The drama plays out in scenes, over a year or so, with flashbacks. Sophie’s life, her worries and her potential, seems caught on a couple of hooks involving her parents, and the repercussions they cast over her own decisions.
“Back before any of it, when Sophie and her mother and father and brother and sister were all in the van headed somewhere, there was a fight. There was always a fight. Sophie’s father was driving, carefully, trying to keep the peace. Siblings were yelling about which radio station to turn on, their mother unwavering. They were going to listen to the Anne Murray tape she had brought.”
Musical taste is the least of it – Sophie’s mother is a focal point and an uncomforting, uncomfortable figure.
“What Sophia remembered was her mother sitting in that brown rocking chair with the dog on her lap. A cutting bitterness to her voice, saying, Your father only ever cared about his own family. Cared about his mother more than me. The way her mother spat the word father. The way her ten-year-old brain slowly processed this, trying to decipher who the enemy was.”
Another question though is how reliable a narrator is Sophie? She has deliberately mis-named at least one person, and recalls events, sometimes obsessively, but her recollection can turn. Questions of identity and memory consume her, but she knows she’s not on sure ground there.
“Recently, while thumbing through a magazine in a grocery store check-out, Sophie had read an article on memory. How the brain stores your last memory of an event, your last recollection of an event, and each visit to this memory changes that data very slightly. Replaces it. This shook Sophie quite a bit. Mostly it shook her because it made her wonder if dreams and illusions were both stored in the same place. If she recalled the memory of a memory, and the memory of a dream, would these two new memories then live endlessly altering in her brain? How would she determine which was the memory and which the dream?”
Recollection may be slippery, but there’s a tactility here as well, impressions gritty and granular, with not just texture but traction.
“Her most vivid memory was of that day they returned from Twillingate. In the car on the ride home, when her mother said no to an ice cream stop, and Sophie had sulked, her mother said. Do you want to move back to your father’s, is that what this is all about?
‘Sophie said, I hate it here. I hate living with you.
“Back at the house, a cabin in the woods heated only by the birch they chopped together out back, she heard her mother make a sound. A sound like waves of broken glass scraping against a rocky shore.
“Sophie knocked on the bedroom door. The sounds did not change. Slowly, she turned the knob, eased the creaky door open. There was her mother, lying in the centre of her bed, still wearing her jacket, curled in fetal position.
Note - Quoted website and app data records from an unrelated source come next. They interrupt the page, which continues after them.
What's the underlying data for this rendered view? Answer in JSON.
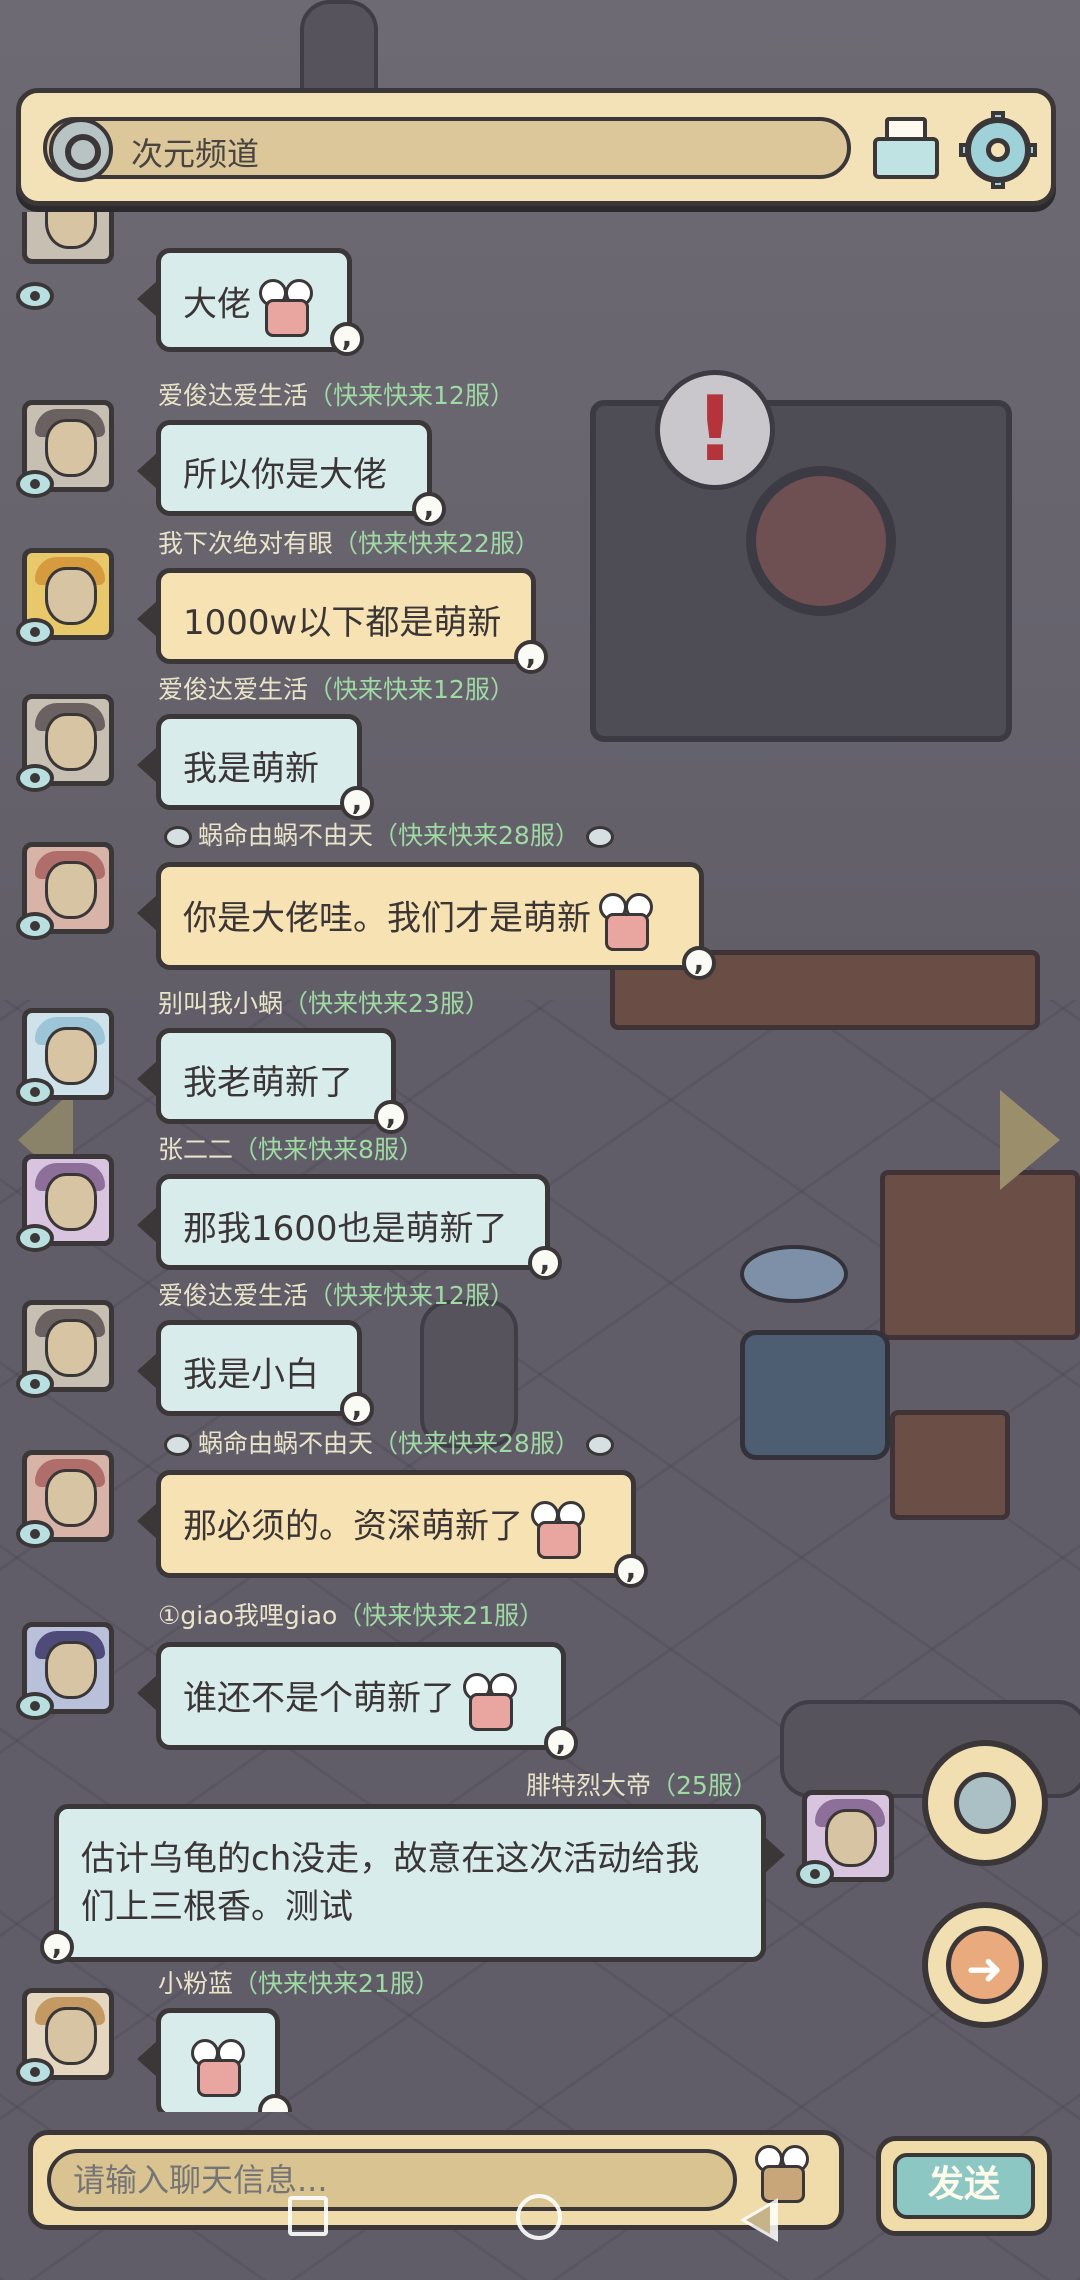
{
  "header": {
    "channel_name": "次元频道",
    "mail_icon": "mail-icon",
    "settings_icon": "gear-icon"
  },
  "messages": [
    {
      "user": "",
      "server": "",
      "text": "大佬",
      "sticker": true,
      "side": "left",
      "color": "blue"
    },
    {
      "user": "爱俊达爱生活",
      "server": "（快来快来12服）",
      "text": "所以你是大佬",
      "sticker": false,
      "side": "left",
      "color": "blue"
    },
    {
      "user": "我下次绝对有眼",
      "server": "（快来快来22服）",
      "text": "1000w以下都是萌新",
      "sticker": false,
      "side": "left",
      "color": "yellow"
    },
    {
      "user": "爱俊达爱生活",
      "server": "（快来快来12服）",
      "text": "我是萌新",
      "sticker": false,
      "side": "left",
      "color": "blue"
    },
    {
      "user": "蜗命由蜗不由天",
      "server": "（快来快来28服）",
      "text": "你是大佬哇。我们才是萌新",
      "sticker": true,
      "side": "left",
      "color": "yellow"
    },
    {
      "user": "别叫我小蜗",
      "server": "（快来快来23服）",
      "text": "我老萌新了",
      "sticker": false,
      "side": "left",
      "color": "blue"
    },
    {
      "user": "张二二",
      "server": "（快来快来8服）",
      "text": "那我1600也是萌新了",
      "sticker": false,
      "side": "left",
      "color": "blue"
    },
    {
      "user": "爱俊达爱生活",
      "server": "（快来快来12服）",
      "text": "我是小白",
      "sticker": false,
      "side": "left",
      "color": "blue"
    },
    {
      "user": "蜗命由蜗不由天",
      "server": "（快来快来28服）",
      "text": "那必须的。资深萌新了",
      "sticker": true,
      "side": "left",
      "color": "yellow"
    },
    {
      "user": "①giao我哩giao",
      "server": "（快来快来21服）",
      "text": "谁还不是个萌新了",
      "sticker": true,
      "side": "left",
      "color": "blue"
    },
    {
      "user": "腓特烈大帝",
      "server": "（25服）",
      "text_line1": "估计乌龟的ch没走，故意在这次活动给我",
      "text_line2": "们上三根香。测试",
      "sticker": false,
      "side": "right",
      "color": "blue"
    },
    {
      "user": "小粉蓝",
      "server": "（快来快来21服）",
      "text": "",
      "sticker": true,
      "side": "left",
      "color": "blue"
    }
  ],
  "input": {
    "placeholder": "请输入聊天信息...",
    "send_label": "发送",
    "emoji_icon": "snail-emoji-icon"
  },
  "side_buttons": {
    "world": "world-channel-icon",
    "next": "arrow-right-icon"
  },
  "colors": {
    "bubble_blue": "#d8ecec",
    "bubble_yellow": "#f6e2b2",
    "server_tag": "#9fd9a4",
    "panel": "#f3e2b8",
    "outline": "#3b3738"
  }
}
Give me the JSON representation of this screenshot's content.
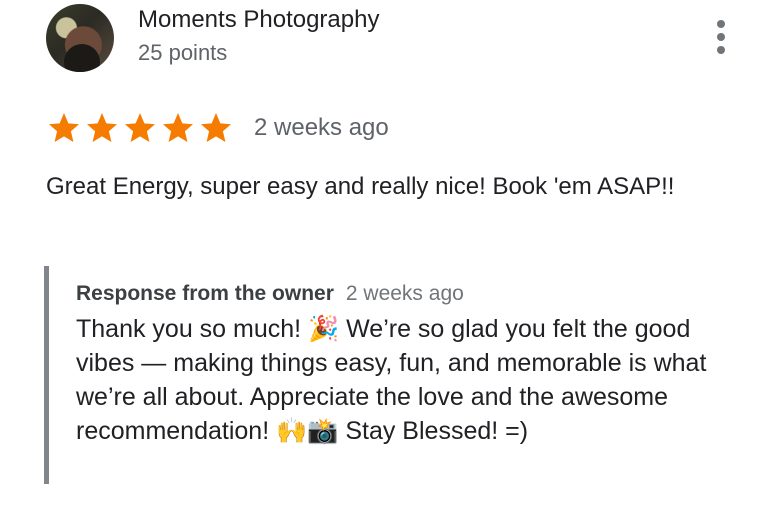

She made no move, no twitch, when Sophie entered the room.”
Such suspensions tie the events together, prick by prick.
With “This is Agatha Falling,” Pedlar Press continues its record of quality publications, significant works in thoughtful design, down to the thickness of the paper.
Joan Sullivan is editor of Newfoundland Quarterly magazine. She reviews both fiction and non-fiction for The Telegram.